PROBLEM DESCRIPTION. Could you print the full listing again, exactly as written?

═════ DATA ═════

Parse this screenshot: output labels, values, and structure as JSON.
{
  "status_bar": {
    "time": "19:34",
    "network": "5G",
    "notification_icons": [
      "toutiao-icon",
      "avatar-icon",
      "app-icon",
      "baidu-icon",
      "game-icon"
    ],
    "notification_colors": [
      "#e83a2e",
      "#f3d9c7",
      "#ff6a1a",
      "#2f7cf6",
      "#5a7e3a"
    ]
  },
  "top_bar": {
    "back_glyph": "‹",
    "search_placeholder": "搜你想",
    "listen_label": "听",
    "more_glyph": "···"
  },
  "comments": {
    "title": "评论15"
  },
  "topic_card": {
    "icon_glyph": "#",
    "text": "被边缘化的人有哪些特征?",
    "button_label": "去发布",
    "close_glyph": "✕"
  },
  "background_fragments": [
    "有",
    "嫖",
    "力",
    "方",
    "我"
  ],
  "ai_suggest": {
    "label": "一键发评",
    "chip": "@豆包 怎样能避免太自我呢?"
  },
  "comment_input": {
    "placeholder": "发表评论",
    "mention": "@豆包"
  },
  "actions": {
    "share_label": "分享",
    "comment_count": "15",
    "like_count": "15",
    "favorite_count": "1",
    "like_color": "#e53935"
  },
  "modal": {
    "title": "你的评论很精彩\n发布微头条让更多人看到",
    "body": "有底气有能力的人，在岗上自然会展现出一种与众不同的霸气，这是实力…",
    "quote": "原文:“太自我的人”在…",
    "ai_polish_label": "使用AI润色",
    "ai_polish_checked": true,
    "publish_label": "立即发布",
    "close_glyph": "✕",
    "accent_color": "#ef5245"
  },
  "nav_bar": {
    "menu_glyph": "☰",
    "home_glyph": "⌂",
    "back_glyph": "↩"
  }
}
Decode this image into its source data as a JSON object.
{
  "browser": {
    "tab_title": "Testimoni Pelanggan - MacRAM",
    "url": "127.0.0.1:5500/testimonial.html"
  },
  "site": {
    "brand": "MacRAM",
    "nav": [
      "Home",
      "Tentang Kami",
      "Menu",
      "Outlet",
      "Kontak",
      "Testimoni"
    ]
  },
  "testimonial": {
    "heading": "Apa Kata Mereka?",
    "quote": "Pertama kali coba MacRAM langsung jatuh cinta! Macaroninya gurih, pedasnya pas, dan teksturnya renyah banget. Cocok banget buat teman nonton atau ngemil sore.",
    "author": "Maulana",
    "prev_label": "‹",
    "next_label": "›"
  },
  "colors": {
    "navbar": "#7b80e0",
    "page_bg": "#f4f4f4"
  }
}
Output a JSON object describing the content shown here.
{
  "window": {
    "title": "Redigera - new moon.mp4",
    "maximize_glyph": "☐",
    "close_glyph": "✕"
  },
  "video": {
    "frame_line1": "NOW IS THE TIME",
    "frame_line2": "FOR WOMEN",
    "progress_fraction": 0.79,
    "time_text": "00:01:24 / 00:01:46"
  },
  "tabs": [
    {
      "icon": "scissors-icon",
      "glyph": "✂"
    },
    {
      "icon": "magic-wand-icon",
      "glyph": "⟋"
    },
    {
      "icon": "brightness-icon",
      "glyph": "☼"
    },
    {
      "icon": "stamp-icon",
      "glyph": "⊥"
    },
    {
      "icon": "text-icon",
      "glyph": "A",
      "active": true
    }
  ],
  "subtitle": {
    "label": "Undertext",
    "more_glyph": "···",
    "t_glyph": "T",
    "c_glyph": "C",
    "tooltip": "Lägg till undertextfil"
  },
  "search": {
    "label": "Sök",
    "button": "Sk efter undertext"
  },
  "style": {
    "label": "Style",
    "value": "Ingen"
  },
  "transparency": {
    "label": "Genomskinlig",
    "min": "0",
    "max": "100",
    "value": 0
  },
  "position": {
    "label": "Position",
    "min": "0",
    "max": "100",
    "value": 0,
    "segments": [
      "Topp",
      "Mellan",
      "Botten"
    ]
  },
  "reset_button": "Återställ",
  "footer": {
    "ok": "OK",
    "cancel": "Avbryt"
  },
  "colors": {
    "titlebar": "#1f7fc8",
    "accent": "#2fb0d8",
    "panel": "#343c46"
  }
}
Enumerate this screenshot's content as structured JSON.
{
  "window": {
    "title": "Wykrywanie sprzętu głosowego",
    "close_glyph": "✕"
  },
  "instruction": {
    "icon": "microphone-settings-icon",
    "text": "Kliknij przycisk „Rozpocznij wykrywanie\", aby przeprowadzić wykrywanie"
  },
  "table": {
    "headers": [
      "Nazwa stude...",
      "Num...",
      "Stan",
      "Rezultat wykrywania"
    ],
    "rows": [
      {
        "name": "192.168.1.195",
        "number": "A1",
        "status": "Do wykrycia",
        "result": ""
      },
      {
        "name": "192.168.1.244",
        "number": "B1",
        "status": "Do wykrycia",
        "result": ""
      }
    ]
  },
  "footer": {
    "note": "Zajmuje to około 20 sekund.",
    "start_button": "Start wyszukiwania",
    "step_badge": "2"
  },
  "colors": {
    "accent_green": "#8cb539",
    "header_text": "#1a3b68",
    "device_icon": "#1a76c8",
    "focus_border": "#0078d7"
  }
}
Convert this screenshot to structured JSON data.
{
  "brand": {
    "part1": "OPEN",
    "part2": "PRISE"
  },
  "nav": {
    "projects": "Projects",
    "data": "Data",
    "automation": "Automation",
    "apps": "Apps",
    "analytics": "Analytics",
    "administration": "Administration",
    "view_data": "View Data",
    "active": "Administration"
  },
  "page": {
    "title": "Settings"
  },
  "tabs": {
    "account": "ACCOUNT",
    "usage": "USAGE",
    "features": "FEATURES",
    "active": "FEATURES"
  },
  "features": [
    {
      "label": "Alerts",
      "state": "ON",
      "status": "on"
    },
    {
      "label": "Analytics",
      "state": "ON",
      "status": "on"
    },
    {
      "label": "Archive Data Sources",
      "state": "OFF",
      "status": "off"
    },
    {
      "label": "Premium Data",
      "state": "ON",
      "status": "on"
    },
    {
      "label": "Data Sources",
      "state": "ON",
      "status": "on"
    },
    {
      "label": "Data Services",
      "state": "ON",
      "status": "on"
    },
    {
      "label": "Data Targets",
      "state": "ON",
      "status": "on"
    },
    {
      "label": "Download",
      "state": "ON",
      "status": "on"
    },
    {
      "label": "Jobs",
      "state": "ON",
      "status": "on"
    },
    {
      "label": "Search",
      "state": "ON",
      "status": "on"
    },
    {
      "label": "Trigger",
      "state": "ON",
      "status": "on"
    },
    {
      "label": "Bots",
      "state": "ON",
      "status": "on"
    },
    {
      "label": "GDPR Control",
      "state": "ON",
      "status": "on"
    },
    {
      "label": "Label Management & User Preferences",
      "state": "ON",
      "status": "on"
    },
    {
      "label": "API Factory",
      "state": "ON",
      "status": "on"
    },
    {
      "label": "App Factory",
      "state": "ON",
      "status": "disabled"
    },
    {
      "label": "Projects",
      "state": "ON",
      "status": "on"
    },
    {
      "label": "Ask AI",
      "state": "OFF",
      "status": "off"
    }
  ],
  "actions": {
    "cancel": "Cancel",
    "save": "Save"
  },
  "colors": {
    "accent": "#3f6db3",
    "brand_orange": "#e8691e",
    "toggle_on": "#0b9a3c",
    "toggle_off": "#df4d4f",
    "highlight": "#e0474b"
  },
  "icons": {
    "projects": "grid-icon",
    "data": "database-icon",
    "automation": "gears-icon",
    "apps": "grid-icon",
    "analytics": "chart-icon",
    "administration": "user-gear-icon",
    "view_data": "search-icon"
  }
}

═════

RESPONSE.
Parse this screenshot: output labels, values, and structure as JSON.
{
  "status_bar": {
    "time": "19:34",
    "network": "5G",
    "notification_icons": [
      "toutiao-icon",
      "avatar-icon",
      "app-icon",
      "baidu-icon",
      "game-icon"
    ],
    "notification_colors": [
      "#e83a2e",
      "#f3d9c7",
      "#ff6a1a",
      "#2f7cf6",
      "#5a7e3a"
    ]
  },
  "top_bar": {
    "back_glyph": "‹",
    "search_placeholder": "搜你想",
    "listen_label": "听",
    "more_glyph": "···"
  },
  "comments": {
    "title": "评论15"
  },
  "topic_card": {
    "icon_glyph": "#",
    "text": "被边缘化的人有哪些特征?",
    "button_label": "去发布",
    "close_glyph": "✕"
  },
  "background_fragments": [
    "有",
    "嫖",
    "力",
    "方",
    "我"
  ],
  "ai_suggest": {
    "label": "一键发评",
    "chip": "@豆包 怎样能避免太自我呢?"
  },
  "comment_input": {
    "placeholder": "发表评论",
    "mention": "@豆包"
  },
  "actions": {
    "share_label": "分享",
    "comment_count": "15",
    "like_count": "15",
    "favorite_count": "1",
    "like_color": "#e53935"
  },
  "modal": {
    "title": "你的评论很精彩\n发布微头条让更多人看到",
    "body": "有底气有能力的人，在岗上自然会展现出一种与众不同的霸气，这是实力…",
    "quote": "原文:“太自我的人”在…",
    "ai_polish_label": "使用AI润色",
    "ai_polish_checked": true,
    "publish_label": "立即发布",
    "close_glyph": "✕",
    "accent_color": "#ef5245"
  },
  "nav_bar": {
    "menu_glyph": "☰",
    "home_glyph": "⌂",
    "back_glyph": "↩"
  }
}
Decode this image into its source data as a JSON object.
{
  "browser": {
    "tab_title": "Testimoni Pelanggan - MacRAM",
    "url": "127.0.0.1:5500/testimonial.html"
  },
  "site": {
    "brand": "MacRAM",
    "nav": [
      "Home",
      "Tentang Kami",
      "Menu",
      "Outlet",
      "Kontak",
      "Testimoni"
    ]
  },
  "testimonial": {
    "heading": "Apa Kata Mereka?",
    "quote": "Pertama kali coba MacRAM langsung jatuh cinta! Macaroninya gurih, pedasnya pas, dan teksturnya renyah banget. Cocok banget buat teman nonton atau ngemil sore.",
    "author": "Maulana",
    "prev_label": "‹",
    "next_label": "›"
  },
  "colors": {
    "navbar": "#7b80e0",
    "page_bg": "#f4f4f4"
  }
}
Output a JSON object describing the content shown here.
{
  "window": {
    "title": "Redigera - new moon.mp4",
    "maximize_glyph": "☐",
    "close_glyph": "✕"
  },
  "video": {
    "frame_line1": "NOW IS THE TIME",
    "frame_line2": "FOR WOMEN",
    "progress_fraction": 0.79,
    "time_text": "00:01:24 / 00:01:46"
  },
  "tabs": [
    {
      "icon": "scissors-icon",
      "glyph": "✂"
    },
    {
      "icon": "magic-wand-icon",
      "glyph": "⟋"
    },
    {
      "icon": "brightness-icon",
      "glyph": "☼"
    },
    {
      "icon": "stamp-icon",
      "glyph": "⊥"
    },
    {
      "icon": "text-icon",
      "glyph": "A",
      "active": true
    }
  ],
  "subtitle": {
    "label": "Undertext",
    "more_glyph": "···",
    "t_glyph": "T",
    "c_glyph": "C",
    "tooltip": "Lägg till undertextfil"
  },
  "search": {
    "label": "Sök",
    "button": "Sk efter undertext"
  },
  "style": {
    "label": "Style",
    "value": "Ingen"
  },
  "transparency": {
    "label": "Genomskinlig",
    "min": "0",
    "max": "100",
    "value": 0
  },
  "position": {
    "label": "Position",
    "min": "0",
    "max": "100",
    "value": 0,
    "segments": [
      "Topp",
      "Mellan",
      "Botten"
    ]
  },
  "reset_button": "Återställ",
  "footer": {
    "ok": "OK",
    "cancel": "Avbryt"
  },
  "colors": {
    "titlebar": "#1f7fc8",
    "accent": "#2fb0d8",
    "panel": "#343c46"
  }
}
Enumerate this screenshot's content as structured JSON.
{
  "window": {
    "title": "Wykrywanie sprzętu głosowego",
    "close_glyph": "✕"
  },
  "instruction": {
    "icon": "microphone-settings-icon",
    "text": "Kliknij przycisk „Rozpocznij wykrywanie\", aby przeprowadzić wykrywanie"
  },
  "table": {
    "headers": [
      "Nazwa stude...",
      "Num...",
      "Stan",
      "Rezultat wykrywania"
    ],
    "rows": [
      {
        "name": "192.168.1.195",
        "number": "A1",
        "status": "Do wykrycia",
        "result": ""
      },
      {
        "name": "192.168.1.244",
        "number": "B1",
        "status": "Do wykrycia",
        "result": ""
      }
    ]
  },
  "footer": {
    "note": "Zajmuje to około 20 sekund.",
    "start_button": "Start wyszukiwania",
    "step_badge": "2"
  },
  "colors": {
    "accent_green": "#8cb539",
    "header_text": "#1a3b68",
    "device_icon": "#1a76c8",
    "focus_border": "#0078d7"
  }
}
Convert this screenshot to structured JSON data.
{
  "brand": {
    "part1": "OPEN",
    "part2": "PRISE"
  },
  "nav": {
    "projects": "Projects",
    "data": "Data",
    "automation": "Automation",
    "apps": "Apps",
    "analytics": "Analytics",
    "administration": "Administration",
    "view_data": "View Data",
    "active": "Administration"
  },
  "page": {
    "title": "Settings"
  },
  "tabs": {
    "account": "ACCOUNT",
    "usage": "USAGE",
    "features": "FEATURES",
    "active": "FEATURES"
  },
  "features": [
    {
      "label": "Alerts",
      "state": "ON",
      "status": "on"
    },
    {
      "label": "Analytics",
      "state": "ON",
      "status": "on"
    },
    {
      "label": "Archive Data Sources",
      "state": "OFF",
      "status": "off"
    },
    {
      "label": "Premium Data",
      "state": "ON",
      "status": "on"
    },
    {
      "label": "Data Sources",
      "state": "ON",
      "status": "on"
    },
    {
      "label": "Data Services",
      "state": "ON",
      "status": "on"
    },
    {
      "label": "Data Targets",
      "state": "ON",
      "status": "on"
    },
    {
      "label": "Download",
      "state": "ON",
      "status": "on"
    },
    {
      "label": "Jobs",
      "state": "ON",
      "status": "on"
    },
    {
      "label": "Search",
      "state": "ON",
      "status": "on"
    },
    {
      "label": "Trigger",
      "state": "ON",
      "status": "on"
    },
    {
      "label": "Bots",
      "state": "ON",
      "status": "on"
    },
    {
      "label": "GDPR Control",
      "state": "ON",
      "status": "on"
    },
    {
      "label": "Label Management & User Preferences",
      "state": "ON",
      "status": "on"
    },
    {
      "label": "API Factory",
      "state": "ON",
      "status": "on"
    },
    {
      "label": "App Factory",
      "state": "ON",
      "status": "disabled"
    },
    {
      "label": "Projects",
      "state": "ON",
      "status": "on"
    },
    {
      "label": "Ask AI",
      "state": "OFF",
      "status": "off"
    }
  ],
  "actions": {
    "cancel": "Cancel",
    "save": "Save"
  },
  "colors": {
    "accent": "#3f6db3",
    "brand_orange": "#e8691e",
    "toggle_on": "#0b9a3c",
    "toggle_off": "#df4d4f",
    "highlight": "#e0474b"
  },
  "icons": {
    "projects": "grid-icon",
    "data": "database-icon",
    "automation": "gears-icon",
    "apps": "grid-icon",
    "analytics": "chart-icon",
    "administration": "user-gear-icon",
    "view_data": "search-icon"
  }
}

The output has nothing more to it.